These appropriately substituted starting materials are readily available and/or can easily be made. Amongst the chemical processes capable of making these are the Oxo process for the preparation of branched alcohols, and the catalyzed addition of carbon monoxide to .olefins to form neo-acids.
The freezing point of these esters should be below 40C, while the vapor pressure should be negligible at l00 microns and 125C for paper capacitors and at 100 microns and 100C for plastic film capacitors. The viscosity must not exceed 1,000 centipoises at the impregnation temperature (125C for paper capacitors and 100C or less for fllmcapacitors). The power factor of these materials should be less than 0.1 percent for 'paper and less than 0.05 percent for film capacitors. Also, a flash point in excess of350F is needed.
The polymer films contemplated by the present invention include polypropylene, polyethylene, polystyrene, etc. It is preferred to employ isotactic polypropylene of fairly high purity. This type of polypropylene is presently commercially available from several different sources. For some purposes it is advisable to employ in conjunction with the polymer film a porous cellulosic type spacer to assist in impregnation and to act as a wick for the liquid impregnant. A commonly employed material for this purpose is Kraft paper.
It is also contemplated that one or both of the capacitor electrodes may be in the form of a-thin metallization on the surface of the polymer film. An example of this form is aluminized polypropylene. And further, the capacitor electrodes may be in the form of a thin metallization on each surface of a porous paper such that the metallization on one surface thereof contacts the metallization on the other surface, the electrodes being separated by a plastic film dielectric. Because the esters of this invention are so stable, they should not produce with metallized electrodes, unlike the chlorinated hyany acid, and therefore are advantageously compatible impregnated with a liquid dielectric comprising at least one-ester having a substituent on a position selected from the group consisting of a) on the acid side, only alkyl chains substituted on the carbon atom a tothe ester carbonyl group; and b) on the alcohol side, alkyl chains substituted on at least two positions on the carbon atom 13 to the ester ether linkage.
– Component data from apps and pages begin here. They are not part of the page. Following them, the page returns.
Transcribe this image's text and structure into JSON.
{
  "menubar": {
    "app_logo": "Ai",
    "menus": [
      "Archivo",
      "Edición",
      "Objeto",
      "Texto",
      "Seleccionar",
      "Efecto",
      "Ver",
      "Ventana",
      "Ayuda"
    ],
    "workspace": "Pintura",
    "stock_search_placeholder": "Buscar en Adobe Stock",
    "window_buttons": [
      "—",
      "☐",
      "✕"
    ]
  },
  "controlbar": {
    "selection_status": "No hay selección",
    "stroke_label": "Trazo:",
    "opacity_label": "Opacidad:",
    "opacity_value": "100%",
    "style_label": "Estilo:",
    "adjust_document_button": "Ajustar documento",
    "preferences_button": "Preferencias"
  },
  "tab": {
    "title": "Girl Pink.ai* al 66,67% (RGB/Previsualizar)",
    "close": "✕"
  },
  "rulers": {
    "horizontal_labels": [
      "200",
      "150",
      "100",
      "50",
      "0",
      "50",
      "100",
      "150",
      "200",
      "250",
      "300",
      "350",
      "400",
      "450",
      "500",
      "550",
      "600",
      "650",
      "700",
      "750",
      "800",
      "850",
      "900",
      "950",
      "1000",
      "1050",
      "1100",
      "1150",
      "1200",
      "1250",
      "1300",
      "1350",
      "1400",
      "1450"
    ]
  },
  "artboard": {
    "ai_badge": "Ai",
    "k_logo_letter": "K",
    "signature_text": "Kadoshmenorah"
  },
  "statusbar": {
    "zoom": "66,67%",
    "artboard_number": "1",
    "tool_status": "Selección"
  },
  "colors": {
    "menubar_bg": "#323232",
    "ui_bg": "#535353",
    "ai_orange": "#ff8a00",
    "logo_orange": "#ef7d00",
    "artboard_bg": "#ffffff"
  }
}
2. The capacitor of claim 1 wherein said liquid dielectric comprises at least one substituted ester of the formula wherein R, and R are C C and R and R are selected from CH and C H 3. The capacitor of claim 1 wherein said liquid dielectric comprises at least one substituted ester of the formula v wherein R and R are C -C, R is selected from CH C' H and H; R, is selected from CH and H; and at least one of R and R is not H.
4. The capacitor of claim 1 wherein said liquid dielectric comprisesat least one substituted ester of the formula of a porous paper.
6. The capacitor of claim 1 wherein said dielectric spacer is a polyolefin film and wherein at least one of said electrodes is in the form of a metallized layer deposited on a surface of said'polyolefin film.
7. The capacitor of claim 6 wherein said metallized layer is aluminum.
8. The capacitor of claim 1 wherein said dielectric spacer is polypropylene filmj